▸ **Given information**
···

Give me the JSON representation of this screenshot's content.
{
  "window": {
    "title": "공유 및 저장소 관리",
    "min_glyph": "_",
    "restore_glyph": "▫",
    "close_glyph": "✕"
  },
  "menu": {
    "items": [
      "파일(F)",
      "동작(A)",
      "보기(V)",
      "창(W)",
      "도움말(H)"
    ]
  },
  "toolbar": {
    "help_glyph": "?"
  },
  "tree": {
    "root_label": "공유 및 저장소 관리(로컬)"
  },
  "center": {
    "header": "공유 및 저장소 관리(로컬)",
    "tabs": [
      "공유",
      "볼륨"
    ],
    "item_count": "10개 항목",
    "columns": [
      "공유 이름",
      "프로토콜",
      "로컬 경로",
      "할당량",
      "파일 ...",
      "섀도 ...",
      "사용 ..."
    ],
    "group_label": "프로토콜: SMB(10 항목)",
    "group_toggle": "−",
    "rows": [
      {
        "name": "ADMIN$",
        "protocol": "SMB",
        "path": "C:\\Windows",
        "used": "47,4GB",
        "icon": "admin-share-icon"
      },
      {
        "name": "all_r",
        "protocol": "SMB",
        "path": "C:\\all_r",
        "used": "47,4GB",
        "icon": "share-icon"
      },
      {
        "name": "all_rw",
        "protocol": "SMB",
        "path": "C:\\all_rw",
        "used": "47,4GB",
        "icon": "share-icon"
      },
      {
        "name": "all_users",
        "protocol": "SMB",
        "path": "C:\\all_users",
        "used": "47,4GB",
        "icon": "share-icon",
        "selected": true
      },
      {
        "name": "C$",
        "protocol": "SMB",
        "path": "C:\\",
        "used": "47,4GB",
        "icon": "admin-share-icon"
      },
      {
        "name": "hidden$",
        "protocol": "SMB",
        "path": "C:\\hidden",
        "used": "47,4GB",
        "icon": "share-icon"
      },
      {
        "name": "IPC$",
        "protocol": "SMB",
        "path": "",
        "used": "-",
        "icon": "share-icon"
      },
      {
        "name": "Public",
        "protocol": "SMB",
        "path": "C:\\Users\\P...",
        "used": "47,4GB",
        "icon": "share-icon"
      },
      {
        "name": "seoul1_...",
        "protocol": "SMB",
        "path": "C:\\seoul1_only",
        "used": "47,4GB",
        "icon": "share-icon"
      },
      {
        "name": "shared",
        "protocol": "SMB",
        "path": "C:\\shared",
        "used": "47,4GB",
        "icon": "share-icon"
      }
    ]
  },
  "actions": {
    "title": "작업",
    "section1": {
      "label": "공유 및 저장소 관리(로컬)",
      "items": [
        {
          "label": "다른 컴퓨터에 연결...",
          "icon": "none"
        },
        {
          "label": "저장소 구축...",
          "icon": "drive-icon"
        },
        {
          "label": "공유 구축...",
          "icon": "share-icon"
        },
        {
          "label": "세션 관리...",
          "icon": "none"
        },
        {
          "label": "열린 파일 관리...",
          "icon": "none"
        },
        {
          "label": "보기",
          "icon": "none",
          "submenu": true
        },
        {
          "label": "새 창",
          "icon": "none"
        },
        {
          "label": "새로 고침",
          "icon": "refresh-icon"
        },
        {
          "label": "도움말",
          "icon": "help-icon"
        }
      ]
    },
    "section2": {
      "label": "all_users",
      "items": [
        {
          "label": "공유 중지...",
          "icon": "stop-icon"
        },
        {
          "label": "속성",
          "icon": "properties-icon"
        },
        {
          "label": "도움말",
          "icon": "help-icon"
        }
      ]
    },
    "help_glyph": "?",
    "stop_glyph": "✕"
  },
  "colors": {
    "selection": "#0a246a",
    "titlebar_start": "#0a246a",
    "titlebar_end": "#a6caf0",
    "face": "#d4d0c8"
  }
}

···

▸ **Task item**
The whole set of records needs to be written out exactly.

▸ **Solution to this exercise**
Give me the JSON representation of this screenshot's content.
{
  "window": {
    "title": "공유 및 저장소 관리",
    "min_glyph": "_",
    "restore_glyph": "▫",
    "close_glyph": "✕"
  },
  "menu": {
    "items": [
      "파일(F)",
      "동작(A)",
      "보기(V)",
      "창(W)",
      "도움말(H)"
    ]
  },
  "toolbar": {
    "help_glyph": "?"
  },
  "tree": {
    "root_label": "공유 및 저장소 관리(로컬)"
  },
  "center": {
    "header": "공유 및 저장소 관리(로컬)",
    "tabs": [
      "공유",
      "볼륨"
    ],
    "item_count": "10개 항목",
    "columns": [
      "공유 이름",
      "프로토콜",
      "로컬 경로",
      "할당량",
      "파일 ...",
      "섀도 ...",
      "사용 ..."
    ],
    "group_label": "프로토콜: SMB(10 항목)",
    "group_toggle": "−",
    "rows": [
      {
        "name": "ADMIN$",
        "protocol": "SMB",
        "path": "C:\\Windows",
        "used": "47,4GB",
        "icon": "admin-share-icon"
      },
      {
        "name": "all_r",
        "protocol": "SMB",
        "path": "C:\\all_r",
        "used": "47,4GB",
        "icon": "share-icon"
      },
      {
        "name": "all_rw",
        "protocol": "SMB",
        "path": "C:\\all_rw",
        "used": "47,4GB",
        "icon": "share-icon"
      },
      {
        "name": "all_users",
        "protocol": "SMB",
        "path": "C:\\all_users",
        "used": "47,4GB",
        "icon": "share-icon",
        "selected": true
      },
      {
        "name": "C$",
        "protocol": "SMB",
        "path": "C:\\",
        "used": "47,4GB",
        "icon": "admin-share-icon"
      },
      {
        "name": "hidden$",
        "protocol": "SMB",
        "path": "C:\\hidden",
        "used": "47,4GB",
        "icon": "share-icon"
      },
      {
        "name": "IPC$",
        "protocol": "SMB",
        "path": "",
        "used": "-",
        "icon": "share-icon"
      },
      {
        "name": "Public",
        "protocol": "SMB",
        "path": "C:\\Users\\P...",
        "used": "47,4GB",
        "icon": "share-icon"
      },
      {
        "name": "seoul1_...",
        "protocol": "SMB",
        "path": "C:\\seoul1_only",
        "used": "47,4GB",
        "icon": "share-icon"
      },
      {
        "name": "shared",
        "protocol": "SMB",
        "path": "C:\\shared",
        "used": "47,4GB",
        "icon": "share-icon"
      }
    ]
  },
  "actions": {
    "title": "작업",
    "section1": {
      "label": "공유 및 저장소 관리(로컬)",
      "items": [
        {
          "label": "다른 컴퓨터에 연결...",
          "icon": "none"
        },
        {
          "label": "저장소 구축...",
          "icon": "drive-icon"
        },
        {
          "label": "공유 구축...",
          "icon": "share-icon"
        },
        {
          "label": "세션 관리...",
          "icon": "none"
        },
        {
          "label": "열린 파일 관리...",
          "icon": "none"
        },
        {
          "label": "보기",
          "icon": "none",
          "submenu": true
        },
        {
          "label": "새 창",
          "icon": "none"
        },
        {
          "label": "새로 고침",
          "icon": "refresh-icon"
        },
        {
          "label": "도움말",
          "icon": "help-icon"
        }
      ]
    },
    "section2": {
      "label": "all_users",
      "items": [
        {
          "label": "공유 중지...",
          "icon": "stop-icon"
        },
        {
          "label": "속성",
          "icon": "properties-icon"
        },
        {
          "label": "도움말",
          "icon": "help-icon"
        }
      ]
    },
    "help_glyph": "?",
    "stop_glyph": "✕"
  },
  "colors": {
    "selection": "#0a246a",
    "titlebar_start": "#0a246a",
    "titlebar_end": "#a6caf0",
    "face": "#d4d0c8"
  }
}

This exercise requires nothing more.